Regular Article
  • Miyu Katayama, Hiroshi Matsuoka, Takahiro Hamashima, Akihiro Michihara
    2020 Volume 3 Issue 3 Pages 106-112
    Published: 2020
    Released: November 26, 2020
    JOURNALS OPEN ACCESS FULL-TEXT HTML

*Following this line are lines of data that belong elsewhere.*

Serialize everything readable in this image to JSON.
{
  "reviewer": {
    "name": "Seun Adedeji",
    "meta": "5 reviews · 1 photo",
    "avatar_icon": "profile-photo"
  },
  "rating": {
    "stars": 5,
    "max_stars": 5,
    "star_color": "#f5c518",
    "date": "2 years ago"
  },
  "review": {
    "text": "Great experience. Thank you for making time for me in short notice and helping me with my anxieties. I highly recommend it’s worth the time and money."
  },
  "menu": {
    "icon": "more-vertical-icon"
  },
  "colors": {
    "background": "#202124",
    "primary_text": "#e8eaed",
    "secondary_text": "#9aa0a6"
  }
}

    Cholesterol deficiency is believed to result in fragile plasma membranes. It remains unclear whether a reduction in the amounts of both mevalonate pyrophosphate decarboxylase (MPD), which is involved in cholesterol biosynthesis, and cholesterol content occurs in the cerebrum and brain stem (diencephalon and midbrain) in or near the sites of strokes in stroke-prone spontaneously hypertensive rats (SHRSP). In this study, we investigated whether a reduction in both the amounts of MPD and cholesterol content corresponded to the sites of strokes in the SHRSP brain. The results obtained suggested that a reduction in the amount of MPD was involved in the decrease observed in cholesterol content, and was also important as a risk factor for stroke in SHRSP because the reductions in cholesterol content and MPD protein levels were associated with the sites of strokes. The mechanism responsible for reducing MPD protein levels in the brains of SHRSP differed with each region.

feedback
Top